*Exercise objective*: After counting the lines below that hold the word "data", reply with the count and nothing else.

┌─ Listed entries

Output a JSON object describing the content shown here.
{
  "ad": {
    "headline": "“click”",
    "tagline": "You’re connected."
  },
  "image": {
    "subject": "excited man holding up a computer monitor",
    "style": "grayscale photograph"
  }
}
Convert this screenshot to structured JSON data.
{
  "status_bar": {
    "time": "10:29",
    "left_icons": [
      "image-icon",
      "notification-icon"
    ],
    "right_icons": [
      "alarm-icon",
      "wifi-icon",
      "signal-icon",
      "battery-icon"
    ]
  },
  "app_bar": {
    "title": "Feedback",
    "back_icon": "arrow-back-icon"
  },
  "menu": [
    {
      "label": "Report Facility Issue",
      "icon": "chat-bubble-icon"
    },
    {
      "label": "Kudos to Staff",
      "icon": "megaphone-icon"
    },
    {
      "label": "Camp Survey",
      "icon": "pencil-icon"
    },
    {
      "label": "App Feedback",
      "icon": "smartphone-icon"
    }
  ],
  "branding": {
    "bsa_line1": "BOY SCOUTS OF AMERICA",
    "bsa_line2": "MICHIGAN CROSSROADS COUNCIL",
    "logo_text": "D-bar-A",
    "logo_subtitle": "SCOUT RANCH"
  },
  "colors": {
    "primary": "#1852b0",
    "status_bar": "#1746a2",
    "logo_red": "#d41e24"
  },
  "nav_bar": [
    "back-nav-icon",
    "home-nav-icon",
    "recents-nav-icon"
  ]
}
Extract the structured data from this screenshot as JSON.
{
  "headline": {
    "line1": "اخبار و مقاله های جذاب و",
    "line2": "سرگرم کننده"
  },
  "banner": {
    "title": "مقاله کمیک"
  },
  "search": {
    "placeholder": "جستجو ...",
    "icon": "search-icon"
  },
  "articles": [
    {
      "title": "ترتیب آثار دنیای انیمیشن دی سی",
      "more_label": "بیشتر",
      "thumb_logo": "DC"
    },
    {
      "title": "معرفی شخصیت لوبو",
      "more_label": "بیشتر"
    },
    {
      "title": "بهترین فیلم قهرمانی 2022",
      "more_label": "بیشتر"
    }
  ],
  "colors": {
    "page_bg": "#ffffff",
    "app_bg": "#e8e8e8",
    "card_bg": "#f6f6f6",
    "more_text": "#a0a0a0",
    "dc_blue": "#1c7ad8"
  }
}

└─

*Exercise solution*: 2